Ivy League Says No to Science and Yes to Cancelling Spring Season for All Student Athletes
It's opening day across the country except in the Ivy League because...equity?
Elite academic institutions like those that make up the Ivy League pride themselves on being at the forefront of emerging science, especially during a global pandemic. A quick look at some of their mission statements reveals themes like “research,” “broad inquiry” and “opportunity.” It is no surprise that many of the leading voices on the pandemic are affiliated with Ivy League institutions, including Harvard Medical School professor, Rochelle Walensky, who recently became the new director of the CDC.
So how is it then that as colleges around the country gear up for their baseball teams’ opening day this weekend, student athletes in the Ivy League are grappling with the crushing news that all spring sports in their conference have been canceled. Theirs is the only league in Division I of the NCAA to have put the brakes on the upcoming sports season.
Athletes were told that if they followed all the protocols, did everything asked of them, and stayed healthy, they’d be able to play. They held up their end of that bargain. And they still can’t play.

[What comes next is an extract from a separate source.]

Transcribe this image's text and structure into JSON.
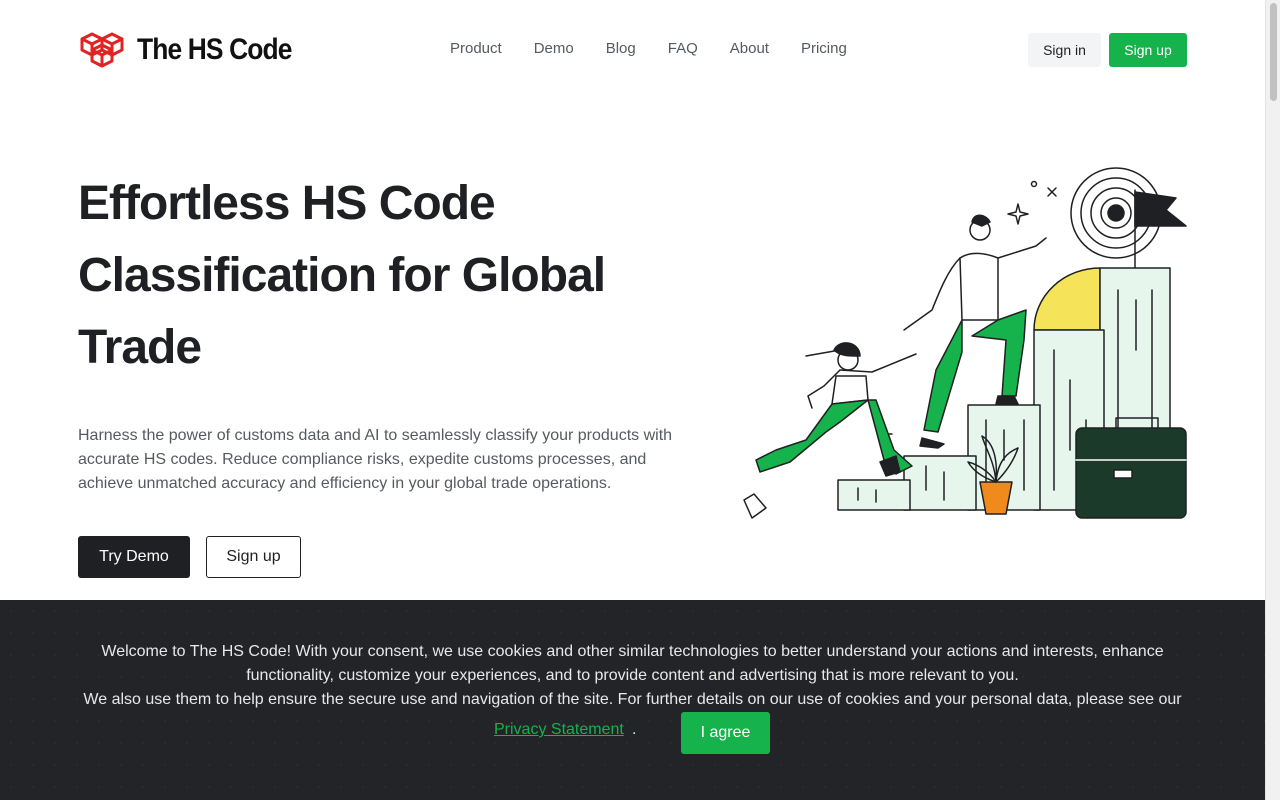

According to the New York Times, the Ivy League’s presidents have been steadfast in their commitment to the core principle that “athletes must be treated essentially the same as students who do not play sports.” They made the decision in the name of “equity” – a concept that increasingly means that if everyone can’t have something then no one can have it.
In an official statement, the presidents assert that “continuing on-campus operations requires limitations on travel, visitors, gatherings and other elements that are essential for intercollegiate athletics competition.” The statement described the decision as “necessary.”
Why have so many other leagues not found such a decision to be necessary? What specific science or evidence can they cite to defend their decision?
Zach Fogell is a junior on the baseball team at Brown. When I asked for his thoughts about the decision, he had this to say:
“Finding out our season was canceled and realizing all the hard work of my teammates and I would not be shown this collegiate season is devastating. Not only do we not have a season but we were notified about the decision in a tweet at the same time as the public—this makes us feel as though the Ivy League does not care about its athletes.”
Unless something drastic changes with the virus, spring sports will go on at the vast majority of colleges and universities. Those in the Ivy League will have to watch and wonder why their opportunity to compete was needlessly stripped away.
They deserve so much better from the institutions they proudly represent as student athletes.
This first ran here as my monthly column in my local paper.
There will always be a loophole for the old boys club. Although Ivy League students must graduate in 4 years, athletes across the league took advantage of a blanket waiver allowing for a 5th year of eligibility. Student athletes have either withdrawn or taken leaves of absence from their institutions to pursue “meaningful work.” Many of the athletes currently on leave are from some of SoCal’s most prestigious schools. The same schools that decry privilege.